Steve Lewis, the former director of Life and current club designer and keeper of the nightlife beat for BlackBook, says this is half-true. They are not exactly pimps and madams, but the VIP hosts know which girls are loose and will place their clients with them. They know which girls will keep quiet. Lewis and others say that VIP hosts will often fly girls they know to events like Sundance for their clients. “Sure, there are girls in Utah,” says Lewis, “but not girls they can trust.”
To be a girl who is trusted, you need a track record of having slept with famous men and not talked about it. It’s an unwritten résumé. Talking about anything that goes on at the clubs is called “burning the athlete” or “burning the celebrity.” Privacy is prized invaluably in an age when the National Enquirer performs police-quality stakeouts and the video capabilities of cell phones have turned every banquette kiss into a YouTube trailer. It’s a wonder celebrities think they can get away with cheating, but if they do, it’s because of people like Uchitel. People who understand the value of future returns.

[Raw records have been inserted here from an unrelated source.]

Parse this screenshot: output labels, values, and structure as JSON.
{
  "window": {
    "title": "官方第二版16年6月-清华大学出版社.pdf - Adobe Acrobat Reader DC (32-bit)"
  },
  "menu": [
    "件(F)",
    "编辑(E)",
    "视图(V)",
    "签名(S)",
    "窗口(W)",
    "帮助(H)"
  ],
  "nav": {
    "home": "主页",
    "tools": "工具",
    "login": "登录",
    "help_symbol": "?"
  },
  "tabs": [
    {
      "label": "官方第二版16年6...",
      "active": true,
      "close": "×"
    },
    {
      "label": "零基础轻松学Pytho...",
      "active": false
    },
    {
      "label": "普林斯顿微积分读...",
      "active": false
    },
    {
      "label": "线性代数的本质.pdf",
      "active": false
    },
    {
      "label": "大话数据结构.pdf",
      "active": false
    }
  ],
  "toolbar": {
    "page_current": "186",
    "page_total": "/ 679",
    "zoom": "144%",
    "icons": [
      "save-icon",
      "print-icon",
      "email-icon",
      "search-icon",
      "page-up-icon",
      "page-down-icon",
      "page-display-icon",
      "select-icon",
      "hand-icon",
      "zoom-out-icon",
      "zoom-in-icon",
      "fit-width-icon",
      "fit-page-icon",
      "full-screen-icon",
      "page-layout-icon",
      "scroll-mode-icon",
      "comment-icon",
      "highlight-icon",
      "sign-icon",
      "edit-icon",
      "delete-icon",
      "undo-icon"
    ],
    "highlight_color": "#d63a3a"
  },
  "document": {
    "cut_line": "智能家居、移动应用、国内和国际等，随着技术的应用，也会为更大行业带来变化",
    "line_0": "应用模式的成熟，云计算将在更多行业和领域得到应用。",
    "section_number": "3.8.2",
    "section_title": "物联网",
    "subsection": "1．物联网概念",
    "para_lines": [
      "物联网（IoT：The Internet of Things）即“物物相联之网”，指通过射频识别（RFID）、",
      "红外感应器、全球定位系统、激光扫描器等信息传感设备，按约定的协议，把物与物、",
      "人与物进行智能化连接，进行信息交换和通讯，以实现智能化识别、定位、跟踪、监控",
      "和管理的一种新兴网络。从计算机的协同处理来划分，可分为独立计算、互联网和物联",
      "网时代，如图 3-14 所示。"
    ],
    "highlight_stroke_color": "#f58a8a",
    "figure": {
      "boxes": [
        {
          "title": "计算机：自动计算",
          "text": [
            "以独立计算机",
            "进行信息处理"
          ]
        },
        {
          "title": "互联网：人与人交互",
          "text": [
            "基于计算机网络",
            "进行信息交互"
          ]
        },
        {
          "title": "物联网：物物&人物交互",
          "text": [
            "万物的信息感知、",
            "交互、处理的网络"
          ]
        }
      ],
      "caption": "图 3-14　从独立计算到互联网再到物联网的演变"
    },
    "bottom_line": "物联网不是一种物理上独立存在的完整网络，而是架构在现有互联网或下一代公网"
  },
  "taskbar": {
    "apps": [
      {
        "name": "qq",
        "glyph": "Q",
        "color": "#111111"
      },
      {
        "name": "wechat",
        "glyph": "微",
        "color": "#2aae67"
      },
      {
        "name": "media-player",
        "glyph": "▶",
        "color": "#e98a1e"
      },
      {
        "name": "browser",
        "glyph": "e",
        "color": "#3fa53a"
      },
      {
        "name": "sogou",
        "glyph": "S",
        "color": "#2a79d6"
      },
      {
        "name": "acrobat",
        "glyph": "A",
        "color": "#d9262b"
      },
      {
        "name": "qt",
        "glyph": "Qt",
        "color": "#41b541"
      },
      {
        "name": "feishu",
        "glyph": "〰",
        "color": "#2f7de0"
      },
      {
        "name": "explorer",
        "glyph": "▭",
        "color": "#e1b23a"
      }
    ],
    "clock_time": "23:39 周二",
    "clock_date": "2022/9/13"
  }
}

“You treat the celebs the way they want to be treated, you give them privacy and ensure no press, and then they’ll say later, ‘Yeah, I’ll have my after-party here,’ ” says Uchitel. “That’s why we’re so valuable.”
Uchitel won’t talk about Tiger Woods. Partly, it’s that omertà. But there are also rumors that she secured a deal from Woods’s camp. She announced a press conference in early December, as though she were going to tell all. Suddenly the press conference was canceled amid reports that Uchitel’s boldface attorney, Gloria Allred, was seen leaving Woods’s attorney’s offices. Allred’s own daughter, attorney Lisa Bloom, told The Early Show, “That can only mean one thing: As we say in the law, Mr. Green has arrived.” TMZ has reported that the amount is in the neighborhood of $10 million, to which Uchitel responds, “Clearly I have no comment.”
There is speculation that Uchitel must know truly devastating details to warrant that kind of agreement, though in texts and e-mails between Uchitel and Woods that have already emerged, the golfer sounds like a man having an affair with one woman, not fifteen: “I finally found someone I connect with, someone I have never found like this. Not even at home,” he allegedly wrote. “Fuck. Why didn’t we find each other years ago. We wouldn’t be having this conversation.”
Uchitel has had previous relationships with famous men, Derek Jeter and David Boreanaz, according to friends and gossip that she will neither confirm nor deny. But people who know the score (as opposed to “scumbags who like to get close to the scandal,” as Uchitel describes the other set of talkers) say that the hosts don’t generally get involved with the clients. There are one-offs, yes, things happen, people develop crushes, they fall in love. But for the most part, women in Uchitel’s position don’t sleep with their clients. They don’t have to. There are plenty of willing girls. Younger girls and drunker girls.